Scan the entries below. Return every line that includes "label".

──────────────────────────────

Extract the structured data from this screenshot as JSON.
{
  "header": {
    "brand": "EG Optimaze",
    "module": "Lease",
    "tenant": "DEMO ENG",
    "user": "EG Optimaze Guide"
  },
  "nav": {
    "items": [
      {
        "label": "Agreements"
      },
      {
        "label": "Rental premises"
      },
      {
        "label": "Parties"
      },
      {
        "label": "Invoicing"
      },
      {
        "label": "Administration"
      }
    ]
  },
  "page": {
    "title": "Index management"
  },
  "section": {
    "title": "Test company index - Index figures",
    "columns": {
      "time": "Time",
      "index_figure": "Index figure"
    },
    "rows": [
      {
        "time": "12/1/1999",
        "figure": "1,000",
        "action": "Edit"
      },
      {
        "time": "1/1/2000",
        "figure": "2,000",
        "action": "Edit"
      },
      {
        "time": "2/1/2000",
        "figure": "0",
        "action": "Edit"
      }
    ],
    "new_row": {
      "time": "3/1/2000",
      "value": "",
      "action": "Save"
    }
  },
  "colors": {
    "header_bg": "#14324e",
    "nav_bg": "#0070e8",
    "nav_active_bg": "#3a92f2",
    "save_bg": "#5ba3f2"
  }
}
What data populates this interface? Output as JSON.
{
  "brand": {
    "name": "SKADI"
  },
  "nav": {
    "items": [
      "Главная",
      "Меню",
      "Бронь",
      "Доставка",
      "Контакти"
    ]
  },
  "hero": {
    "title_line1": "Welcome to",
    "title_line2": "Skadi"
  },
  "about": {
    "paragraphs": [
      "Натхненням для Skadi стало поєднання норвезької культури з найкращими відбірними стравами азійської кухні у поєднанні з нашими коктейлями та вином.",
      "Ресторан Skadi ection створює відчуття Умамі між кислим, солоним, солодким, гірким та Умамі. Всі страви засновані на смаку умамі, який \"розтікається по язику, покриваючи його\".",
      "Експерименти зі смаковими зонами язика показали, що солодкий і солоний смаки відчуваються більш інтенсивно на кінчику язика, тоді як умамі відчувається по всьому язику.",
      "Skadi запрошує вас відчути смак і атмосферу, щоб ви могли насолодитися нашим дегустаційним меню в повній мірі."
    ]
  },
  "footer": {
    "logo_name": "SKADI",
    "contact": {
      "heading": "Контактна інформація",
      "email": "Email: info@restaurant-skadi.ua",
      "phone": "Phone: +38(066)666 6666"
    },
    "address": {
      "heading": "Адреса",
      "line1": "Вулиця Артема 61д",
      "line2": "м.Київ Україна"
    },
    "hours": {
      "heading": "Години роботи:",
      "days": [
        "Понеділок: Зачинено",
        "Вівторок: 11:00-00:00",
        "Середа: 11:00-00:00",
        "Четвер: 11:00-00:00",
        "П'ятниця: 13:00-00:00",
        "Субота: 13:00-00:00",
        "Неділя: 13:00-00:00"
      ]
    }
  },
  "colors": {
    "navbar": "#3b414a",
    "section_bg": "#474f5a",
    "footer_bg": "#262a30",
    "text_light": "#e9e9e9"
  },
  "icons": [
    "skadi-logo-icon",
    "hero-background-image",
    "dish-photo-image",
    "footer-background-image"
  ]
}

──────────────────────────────

Answer box »
        "label": "Agreements"
        "label": "Rental premises"
        "label": "Parties"
        "label": "Invoicing"
        "label": "Administration"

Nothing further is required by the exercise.